▶ [Problem description]: Each entry must appear in the answer exactly as given.

----- Entries shown -----

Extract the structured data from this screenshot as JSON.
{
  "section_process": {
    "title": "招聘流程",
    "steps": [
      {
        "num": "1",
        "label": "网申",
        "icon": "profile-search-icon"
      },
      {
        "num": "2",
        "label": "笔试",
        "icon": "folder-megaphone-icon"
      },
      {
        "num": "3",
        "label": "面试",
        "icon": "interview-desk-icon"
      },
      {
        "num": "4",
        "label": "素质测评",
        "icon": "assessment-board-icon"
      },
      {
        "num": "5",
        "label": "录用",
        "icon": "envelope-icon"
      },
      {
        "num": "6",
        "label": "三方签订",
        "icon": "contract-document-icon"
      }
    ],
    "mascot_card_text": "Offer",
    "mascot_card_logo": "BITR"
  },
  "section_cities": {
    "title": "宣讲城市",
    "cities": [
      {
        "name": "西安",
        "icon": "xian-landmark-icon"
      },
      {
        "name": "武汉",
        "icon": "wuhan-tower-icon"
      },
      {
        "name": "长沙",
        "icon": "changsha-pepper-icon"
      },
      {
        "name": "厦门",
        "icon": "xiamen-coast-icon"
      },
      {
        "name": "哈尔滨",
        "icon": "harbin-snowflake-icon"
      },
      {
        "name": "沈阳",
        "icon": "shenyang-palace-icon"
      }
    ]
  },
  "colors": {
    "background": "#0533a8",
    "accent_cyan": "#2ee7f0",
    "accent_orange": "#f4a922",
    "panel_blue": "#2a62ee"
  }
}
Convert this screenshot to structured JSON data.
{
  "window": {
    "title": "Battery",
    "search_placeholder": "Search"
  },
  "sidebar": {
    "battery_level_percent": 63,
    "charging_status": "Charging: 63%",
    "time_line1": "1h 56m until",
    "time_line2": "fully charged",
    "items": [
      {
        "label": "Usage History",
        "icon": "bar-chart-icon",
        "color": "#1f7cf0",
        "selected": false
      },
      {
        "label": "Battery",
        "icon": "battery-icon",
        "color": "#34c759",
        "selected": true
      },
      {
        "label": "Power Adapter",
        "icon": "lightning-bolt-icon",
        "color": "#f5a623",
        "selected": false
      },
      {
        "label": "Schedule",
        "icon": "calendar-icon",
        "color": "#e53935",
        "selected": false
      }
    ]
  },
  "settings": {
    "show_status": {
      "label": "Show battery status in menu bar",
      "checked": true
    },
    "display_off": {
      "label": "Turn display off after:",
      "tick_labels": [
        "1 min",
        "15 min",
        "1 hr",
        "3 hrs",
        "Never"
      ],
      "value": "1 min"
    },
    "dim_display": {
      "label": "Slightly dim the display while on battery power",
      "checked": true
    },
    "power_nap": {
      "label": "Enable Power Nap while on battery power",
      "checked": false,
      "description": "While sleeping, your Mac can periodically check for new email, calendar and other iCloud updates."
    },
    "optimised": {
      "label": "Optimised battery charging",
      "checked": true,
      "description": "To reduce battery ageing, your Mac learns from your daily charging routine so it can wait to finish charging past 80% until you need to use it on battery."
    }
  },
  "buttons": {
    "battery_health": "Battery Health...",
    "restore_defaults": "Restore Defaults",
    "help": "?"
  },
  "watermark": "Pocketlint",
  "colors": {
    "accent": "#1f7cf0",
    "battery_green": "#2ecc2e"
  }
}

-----

▶ [Solution for this task]:
Extract the structured data from this screenshot as JSON.
{
  "section_process": {
    "title": "招聘流程",
    "steps": [
      {
        "num": "1",
        "label": "网申",
        "icon": "profile-search-icon"
      },
      {
        "num": "2",
        "label": "笔试",
        "icon": "folder-megaphone-icon"
      },
      {
        "num": "3",
        "label": "面试",
        "icon": "interview-desk-icon"
      },
      {
        "num": "4",
        "label": "素质测评",
        "icon": "assessment-board-icon"
      },
      {
        "num": "5",
        "label": "录用",
        "icon": "envelope-icon"
      },
      {
        "num": "6",
        "label": "三方签订",
        "icon": "contract-document-icon"
      }
    ],
    "mascot_card_text": "Offer",
    "mascot_card_logo": "BITR"
  },
  "section_cities": {
    "title": "宣讲城市",
    "cities": [
      {
        "name": "西安",
        "icon": "xian-landmark-icon"
      },
      {
        "name": "武汉",
        "icon": "wuhan-tower-icon"
      },
      {
        "name": "长沙",
        "icon": "changsha-pepper-icon"
      },
      {
        "name": "厦门",
        "icon": "xiamen-coast-icon"
      },
      {
        "name": "哈尔滨",
        "icon": "harbin-snowflake-icon"
      },
      {
        "name": "沈阳",
        "icon": "shenyang-palace-icon"
      }
    ]
  },
  "colors": {
    "background": "#0533a8",
    "accent_cyan": "#2ee7f0",
    "accent_orange": "#f4a922",
    "panel_blue": "#2a62ee"
  }
}
Convert this screenshot to structured JSON data.
{
  "window": {
    "title": "Battery",
    "search_placeholder": "Search"
  },
  "sidebar": {
    "battery_level_percent": 63,
    "charging_status": "Charging: 63%",
    "time_line1": "1h 56m until",
    "time_line2": "fully charged",
    "items": [
      {
        "label": "Usage History",
        "icon": "bar-chart-icon",
        "color": "#1f7cf0",
        "selected": false
      },
      {
        "label": "Battery",
        "icon": "battery-icon",
        "color": "#34c759",
        "selected": true
      },
      {
        "label": "Power Adapter",
        "icon": "lightning-bolt-icon",
        "color": "#f5a623",
        "selected": false
      },
      {
        "label": "Schedule",
        "icon": "calendar-icon",
        "color": "#e53935",
        "selected": false
      }
    ]
  },
  "settings": {
    "show_status": {
      "label": "Show battery status in menu bar",
      "checked": true
    },
    "display_off": {
      "label": "Turn display off after:",
      "tick_labels": [
        "1 min",
        "15 min",
        "1 hr",
        "3 hrs",
        "Never"
      ],
      "value": "1 min"
    },
    "dim_display": {
      "label": "Slightly dim the display while on battery power",
      "checked": true
    },
    "power_nap": {
      "label": "Enable Power Nap while on battery power",
      "checked": false,
      "description": "While sleeping, your Mac can periodically check for new email, calendar and other iCloud updates."
    },
    "optimised": {
      "label": "Optimised battery charging",
      "checked": true,
      "description": "To reduce battery ageing, your Mac learns from your daily charging routine so it can wait to finish charging past 80% until you need to use it on battery."
    }
  },
  "buttons": {
    "battery_health": "Battery Health...",
    "restore_defaults": "Restore Defaults",
    "help": "?"
  },
  "watermark": "Pocketlint",
  "colors": {
    "accent": "#1f7cf0",
    "battery_green": "#2ecc2e"
  }
}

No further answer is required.